Problem to solve: Exactly as they appear, set down all of the records.

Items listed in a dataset
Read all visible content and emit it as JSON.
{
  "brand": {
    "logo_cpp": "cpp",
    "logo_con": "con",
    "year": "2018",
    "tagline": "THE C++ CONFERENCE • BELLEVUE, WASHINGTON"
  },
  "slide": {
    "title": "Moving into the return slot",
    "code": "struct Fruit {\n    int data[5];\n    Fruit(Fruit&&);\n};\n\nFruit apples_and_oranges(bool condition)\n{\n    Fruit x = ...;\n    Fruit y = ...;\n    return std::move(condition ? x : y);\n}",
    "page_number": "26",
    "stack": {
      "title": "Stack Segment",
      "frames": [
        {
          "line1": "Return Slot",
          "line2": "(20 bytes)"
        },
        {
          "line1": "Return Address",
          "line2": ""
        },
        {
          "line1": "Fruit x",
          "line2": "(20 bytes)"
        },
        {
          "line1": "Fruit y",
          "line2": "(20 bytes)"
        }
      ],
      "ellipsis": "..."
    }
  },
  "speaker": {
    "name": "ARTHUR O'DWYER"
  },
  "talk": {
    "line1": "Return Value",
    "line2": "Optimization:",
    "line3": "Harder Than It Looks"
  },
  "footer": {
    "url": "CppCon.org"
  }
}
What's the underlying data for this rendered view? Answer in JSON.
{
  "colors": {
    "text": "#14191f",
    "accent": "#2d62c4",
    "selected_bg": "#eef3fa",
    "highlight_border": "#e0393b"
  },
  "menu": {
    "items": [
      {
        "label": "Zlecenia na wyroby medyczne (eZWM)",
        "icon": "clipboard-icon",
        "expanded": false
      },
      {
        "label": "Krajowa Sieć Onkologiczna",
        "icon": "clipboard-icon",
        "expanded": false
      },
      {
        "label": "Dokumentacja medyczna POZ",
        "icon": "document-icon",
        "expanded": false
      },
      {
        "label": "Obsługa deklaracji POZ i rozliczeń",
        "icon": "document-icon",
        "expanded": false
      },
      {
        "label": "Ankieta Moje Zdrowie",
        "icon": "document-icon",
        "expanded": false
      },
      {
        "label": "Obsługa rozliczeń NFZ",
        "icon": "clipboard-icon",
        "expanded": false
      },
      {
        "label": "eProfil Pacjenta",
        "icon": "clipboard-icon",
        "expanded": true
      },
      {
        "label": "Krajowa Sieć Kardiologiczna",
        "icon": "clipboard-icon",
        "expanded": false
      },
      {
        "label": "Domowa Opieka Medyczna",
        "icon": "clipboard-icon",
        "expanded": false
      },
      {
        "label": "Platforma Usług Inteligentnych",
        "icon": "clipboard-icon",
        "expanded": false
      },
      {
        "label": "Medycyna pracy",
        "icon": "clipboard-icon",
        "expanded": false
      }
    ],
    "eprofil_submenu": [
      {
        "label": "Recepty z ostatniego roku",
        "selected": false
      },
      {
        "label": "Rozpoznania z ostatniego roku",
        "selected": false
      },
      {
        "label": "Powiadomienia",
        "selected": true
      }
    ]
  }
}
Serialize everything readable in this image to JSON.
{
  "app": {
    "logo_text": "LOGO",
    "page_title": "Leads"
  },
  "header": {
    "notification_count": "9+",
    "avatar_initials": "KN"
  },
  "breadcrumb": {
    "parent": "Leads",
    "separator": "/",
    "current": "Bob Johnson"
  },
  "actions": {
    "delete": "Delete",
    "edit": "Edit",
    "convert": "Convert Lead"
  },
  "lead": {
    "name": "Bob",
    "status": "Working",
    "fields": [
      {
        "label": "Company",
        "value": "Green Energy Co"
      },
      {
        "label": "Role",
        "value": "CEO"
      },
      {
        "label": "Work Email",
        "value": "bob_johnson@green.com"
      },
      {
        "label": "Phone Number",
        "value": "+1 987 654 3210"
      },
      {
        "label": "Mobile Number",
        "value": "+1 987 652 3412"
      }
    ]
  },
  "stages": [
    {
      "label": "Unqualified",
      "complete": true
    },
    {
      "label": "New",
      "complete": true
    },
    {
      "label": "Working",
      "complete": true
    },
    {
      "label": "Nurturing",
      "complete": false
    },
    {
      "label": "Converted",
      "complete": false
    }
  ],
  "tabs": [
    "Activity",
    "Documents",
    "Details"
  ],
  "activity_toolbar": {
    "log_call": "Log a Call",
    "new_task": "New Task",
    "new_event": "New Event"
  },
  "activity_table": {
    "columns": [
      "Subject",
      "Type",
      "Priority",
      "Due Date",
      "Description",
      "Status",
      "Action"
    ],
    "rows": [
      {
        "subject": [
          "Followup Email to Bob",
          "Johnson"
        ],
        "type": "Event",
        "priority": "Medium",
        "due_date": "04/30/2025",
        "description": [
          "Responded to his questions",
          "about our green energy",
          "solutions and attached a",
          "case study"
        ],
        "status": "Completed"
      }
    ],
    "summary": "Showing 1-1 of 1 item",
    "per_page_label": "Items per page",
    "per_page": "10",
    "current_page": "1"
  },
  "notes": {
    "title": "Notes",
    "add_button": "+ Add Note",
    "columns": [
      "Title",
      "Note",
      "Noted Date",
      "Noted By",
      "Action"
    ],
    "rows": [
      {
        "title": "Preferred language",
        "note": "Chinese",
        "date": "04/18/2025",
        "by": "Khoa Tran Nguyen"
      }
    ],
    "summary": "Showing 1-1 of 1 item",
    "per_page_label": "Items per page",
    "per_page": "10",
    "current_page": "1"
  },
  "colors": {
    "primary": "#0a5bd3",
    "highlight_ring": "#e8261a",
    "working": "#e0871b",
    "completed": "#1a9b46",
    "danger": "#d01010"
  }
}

Answer to the exercise:
Read all visible content and emit it as JSON.
{
  "brand": {
    "logo_cpp": "cpp",
    "logo_con": "con",
    "year": "2018",
    "tagline": "THE C++ CONFERENCE • BELLEVUE, WASHINGTON"
  },
  "slide": {
    "title": "Moving into the return slot",
    "code": "struct Fruit {\n    int data[5];\n    Fruit(Fruit&&);\n};\n\nFruit apples_and_oranges(bool condition)\n{\n    Fruit x = ...;\n    Fruit y = ...;\n    return std::move(condition ? x : y);\n}",
    "page_number": "26",
    "stack": {
      "title": "Stack Segment",
      "frames": [
        {
          "line1": "Return Slot",
          "line2": "(20 bytes)"
        },
        {
          "line1": "Return Address",
          "line2": ""
        },
        {
          "line1": "Fruit x",
          "line2": "(20 bytes)"
        },
        {
          "line1": "Fruit y",
          "line2": "(20 bytes)"
        }
      ],
      "ellipsis": "..."
    }
  },
  "speaker": {
    "name": "ARTHUR O'DWYER"
  },
  "talk": {
    "line1": "Return Value",
    "line2": "Optimization:",
    "line3": "Harder Than It Looks"
  },
  "footer": {
    "url": "CppCon.org"
  }
}
What's the underlying data for this rendered view? Answer in JSON.
{
  "colors": {
    "text": "#14191f",
    "accent": "#2d62c4",
    "selected_bg": "#eef3fa",
    "highlight_border": "#e0393b"
  },
  "menu": {
    "items": [
      {
        "label": "Zlecenia na wyroby medyczne (eZWM)",
        "icon": "clipboard-icon",
        "expanded": false
      },
      {
        "label": "Krajowa Sieć Onkologiczna",
        "icon": "clipboard-icon",
        "expanded": false
      },
      {
        "label": "Dokumentacja medyczna POZ",
        "icon": "document-icon",
        "expanded": false
      },
      {
        "label": "Obsługa deklaracji POZ i rozliczeń",
        "icon": "document-icon",
        "expanded": false
      },
      {
        "label": "Ankieta Moje Zdrowie",
        "icon": "document-icon",
        "expanded": false
      },
      {
        "label": "Obsługa rozliczeń NFZ",
        "icon": "clipboard-icon",
        "expanded": false
      },
      {
        "label": "eProfil Pacjenta",
        "icon": "clipboard-icon",
        "expanded": true
      },
      {
        "label": "Krajowa Sieć Kardiologiczna",
        "icon": "clipboard-icon",
        "expanded": false
      },
      {
        "label": "Domowa Opieka Medyczna",
        "icon": "clipboard-icon",
        "expanded": false
      },
      {
        "label": "Platforma Usług Inteligentnych",
        "icon": "clipboard-icon",
        "expanded": false
      },
      {
        "label": "Medycyna pracy",
        "icon": "clipboard-icon",
        "expanded": false
      }
    ],
    "eprofil_submenu": [
      {
        "label": "Recepty z ostatniego roku",
        "selected": false
      },
      {
        "label": "Rozpoznania z ostatniego roku",
        "selected": false
      },
      {
        "label": "Powiadomienia",
        "selected": true
      }
    ]
  }
}
Serialize everything readable in this image to JSON.
{
  "app": {
    "logo_text": "LOGO",
    "page_title": "Leads"
  },
  "header": {
    "notification_count": "9+",
    "avatar_initials": "KN"
  },
  "breadcrumb": {
    "parent": "Leads",
    "separator": "/",
    "current": "Bob Johnson"
  },
  "actions": {
    "delete": "Delete",
    "edit": "Edit",
    "convert": "Convert Lead"
  },
  "lead": {
    "name": "Bob",
    "status": "Working",
    "fields": [
      {
        "label": "Company",
        "value": "Green Energy Co"
      },
      {
        "label": "Role",
        "value": "CEO"
      },
      {
        "label": "Work Email",
        "value": "bob_johnson@green.com"
      },
      {
        "label": "Phone Number",
        "value": "+1 987 654 3210"
      },
      {
        "label": "Mobile Number",
        "value": "+1 987 652 3412"
      }
    ]
  },
  "stages": [
    {
      "label": "Unqualified",
      "complete": true
    },
    {
      "label": "New",
      "complete": true
    },
    {
      "label": "Working",
      "complete": true
    },
    {
      "label": "Nurturing",
      "complete": false
    },
    {
      "label": "Converted",
      "complete": false
    }
  ],
  "tabs": [
    "Activity",
    "Documents",
    "Details"
  ],
  "activity_toolbar": {
    "log_call": "Log a Call",
    "new_task": "New Task",
    "new_event": "New Event"
  },
  "activity_table": {
    "columns": [
      "Subject",
      "Type",
      "Priority",
      "Due Date",
      "Description",
      "Status",
      "Action"
    ],
    "rows": [
      {
        "subject": [
          "Followup Email to Bob",
          "Johnson"
        ],
        "type": "Event",
        "priority": "Medium",
        "due_date": "04/30/2025",
        "description": [
          "Responded to his questions",
          "about our green energy",
          "solutions and attached a",
          "case study"
        ],
        "status": "Completed"
      }
    ],
    "summary": "Showing 1-1 of 1 item",
    "per_page_label": "Items per page",
    "per_page": "10",
    "current_page": "1"
  },
  "notes": {
    "title": "Notes",
    "add_button": "+ Add Note",
    "columns": [
      "Title",
      "Note",
      "Noted Date",
      "Noted By",
      "Action"
    ],
    "rows": [
      {
        "title": "Preferred language",
        "note": "Chinese",
        "date": "04/18/2025",
        "by": "Khoa Tran Nguyen"
      }
    ],
    "summary": "Showing 1-1 of 1 item",
    "per_page_label": "Items per page",
    "per_page": "10",
    "current_page": "1"
  },
  "colors": {
    "primary": "#0a5bd3",
    "highlight_ring": "#e8261a",
    "working": "#e0871b",
    "completed": "#1a9b46",
    "danger": "#d01010"
  }
}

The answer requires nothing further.